■ **Description of the task**: The expected output is every line of the data exactly as shown, minus the images.

■ **Records supplied**:
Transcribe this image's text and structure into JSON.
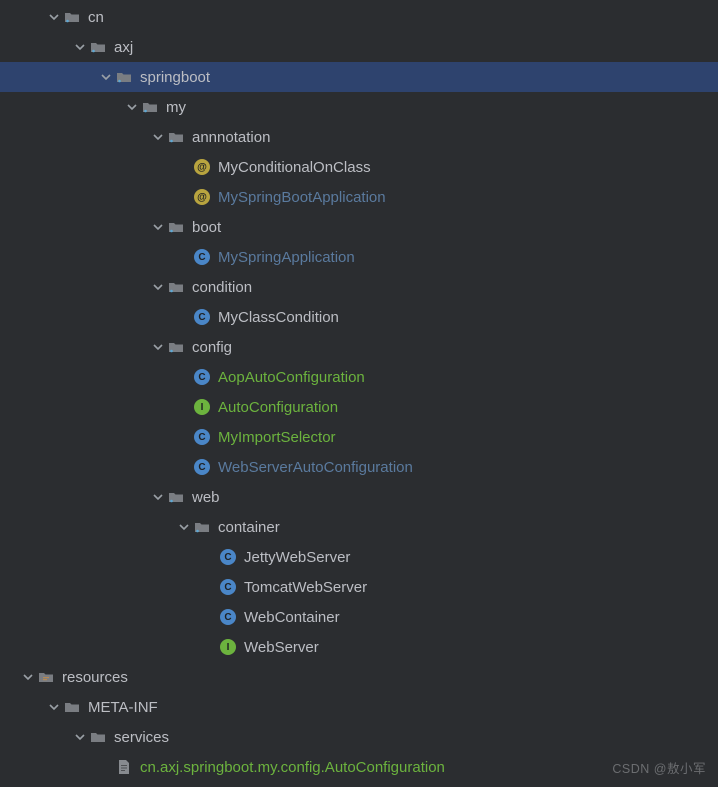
{
  "watermark": "CSDN @敖小军",
  "rows": [
    {
      "depth": 0,
      "expanded": true,
      "kind": "pkg",
      "text": "cn"
    },
    {
      "depth": 1,
      "expanded": true,
      "kind": "pkg",
      "text": "axj"
    },
    {
      "depth": 2,
      "expanded": true,
      "kind": "pkg",
      "text": "springboot",
      "selected": true
    },
    {
      "depth": 3,
      "expanded": true,
      "kind": "pkg",
      "text": "my"
    },
    {
      "depth": 4,
      "expanded": true,
      "kind": "pkg",
      "text": "annnotation"
    },
    {
      "depth": 5,
      "expanded": null,
      "kind": "anno",
      "text": "MyConditionalOnClass"
    },
    {
      "depth": 5,
      "expanded": null,
      "kind": "anno",
      "text": "MySpringBootApplication",
      "style": "unused"
    },
    {
      "depth": 4,
      "expanded": true,
      "kind": "pkg",
      "text": "boot"
    },
    {
      "depth": 5,
      "expanded": null,
      "kind": "class",
      "text": "MySpringApplication",
      "style": "unused"
    },
    {
      "depth": 4,
      "expanded": true,
      "kind": "pkg",
      "text": "condition"
    },
    {
      "depth": 5,
      "expanded": null,
      "kind": "class",
      "text": "MyClassCondition"
    },
    {
      "depth": 4,
      "expanded": true,
      "kind": "pkg",
      "text": "config"
    },
    {
      "depth": 5,
      "expanded": null,
      "kind": "class",
      "text": "AopAutoConfiguration",
      "style": "green"
    },
    {
      "depth": 5,
      "expanded": null,
      "kind": "interface",
      "text": "AutoConfiguration",
      "style": "green"
    },
    {
      "depth": 5,
      "expanded": null,
      "kind": "class",
      "text": "MyImportSelector",
      "style": "green"
    },
    {
      "depth": 5,
      "expanded": null,
      "kind": "class",
      "text": "WebServerAutoConfiguration",
      "style": "unused"
    },
    {
      "depth": 4,
      "expanded": true,
      "kind": "pkg",
      "text": "web"
    },
    {
      "depth": 5,
      "expanded": true,
      "kind": "pkg",
      "text": "container"
    },
    {
      "depth": 6,
      "expanded": null,
      "kind": "class",
      "text": "JettyWebServer"
    },
    {
      "depth": 6,
      "expanded": null,
      "kind": "class",
      "text": "TomcatWebServer"
    },
    {
      "depth": 6,
      "expanded": null,
      "kind": "class",
      "text": "WebContainer"
    },
    {
      "depth": 6,
      "expanded": null,
      "kind": "interface",
      "text": "WebServer"
    },
    {
      "depth": -1,
      "expanded": true,
      "kind": "res",
      "text": "resources"
    },
    {
      "depth": 0,
      "expanded": true,
      "kind": "folder",
      "text": "META-INF"
    },
    {
      "depth": 1,
      "expanded": true,
      "kind": "folder",
      "text": "services"
    },
    {
      "depth": 2,
      "expanded": null,
      "kind": "file",
      "text": "cn.axj.springboot.my.config.AutoConfiguration",
      "style": "green"
    }
  ],
  "indentBase": 20,
  "indentStep": 26
}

■ **Your solution**:
Transcribe this image's text and structure into JSON.
{
  "watermark": "CSDN @敖小军",
  "rows": [
    {
      "depth": 0,
      "expanded": true,
      "kind": "pkg",
      "text": "cn"
    },
    {
      "depth": 1,
      "expanded": true,
      "kind": "pkg",
      "text": "axj"
    },
    {
      "depth": 2,
      "expanded": true,
      "kind": "pkg",
      "text": "springboot",
      "selected": true
    },
    {
      "depth": 3,
      "expanded": true,
      "kind": "pkg",
      "text": "my"
    },
    {
      "depth": 4,
      "expanded": true,
      "kind": "pkg",
      "text": "annnotation"
    },
    {
      "depth": 5,
      "expanded": null,
      "kind": "anno",
      "text": "MyConditionalOnClass"
    },
    {
      "depth": 5,
      "expanded": null,
      "kind": "anno",
      "text": "MySpringBootApplication",
      "style": "unused"
    },
    {
      "depth": 4,
      "expanded": true,
      "kind": "pkg",
      "text": "boot"
    },
    {
      "depth": 5,
      "expanded": null,
      "kind": "class",
      "text": "MySpringApplication",
      "style": "unused"
    },
    {
      "depth": 4,
      "expanded": true,
      "kind": "pkg",
      "text": "condition"
    },
    {
      "depth": 5,
      "expanded": null,
      "kind": "class",
      "text": "MyClassCondition"
    },
    {
      "depth": 4,
      "expanded": true,
      "kind": "pkg",
      "text": "config"
    },
    {
      "depth": 5,
      "expanded": null,
      "kind": "class",
      "text": "AopAutoConfiguration",
      "style": "green"
    },
    {
      "depth": 5,
      "expanded": null,
      "kind": "interface",
      "text": "AutoConfiguration",
      "style": "green"
    },
    {
      "depth": 5,
      "expanded": null,
      "kind": "class",
      "text": "MyImportSelector",
      "style": "green"
    },
    {
      "depth": 5,
      "expanded": null,
      "kind": "class",
      "text": "WebServerAutoConfiguration",
      "style": "unused"
    },
    {
      "depth": 4,
      "expanded": true,
      "kind": "pkg",
      "text": "web"
    },
    {
      "depth": 5,
      "expanded": true,
      "kind": "pkg",
      "text": "container"
    },
    {
      "depth": 6,
      "expanded": null,
      "kind": "class",
      "text": "JettyWebServer"
    },
    {
      "depth": 6,
      "expanded": null,
      "kind": "class",
      "text": "TomcatWebServer"
    },
    {
      "depth": 6,
      "expanded": null,
      "kind": "class",
      "text": "WebContainer"
    },
    {
      "depth": 6,
      "expanded": null,
      "kind": "interface",
      "text": "WebServer"
    },
    {
      "depth": -1,
      "expanded": true,
      "kind": "res",
      "text": "resources"
    },
    {
      "depth": 0,
      "expanded": true,
      "kind": "folder",
      "text": "META-INF"
    },
    {
      "depth": 1,
      "expanded": true,
      "kind": "folder",
      "text": "services"
    },
    {
      "depth": 2,
      "expanded": null,
      "kind": "file",
      "text": "cn.axj.springboot.my.config.AutoConfiguration",
      "style": "green"
    }
  ],
  "indentBase": 20,
  "indentStep": 26
}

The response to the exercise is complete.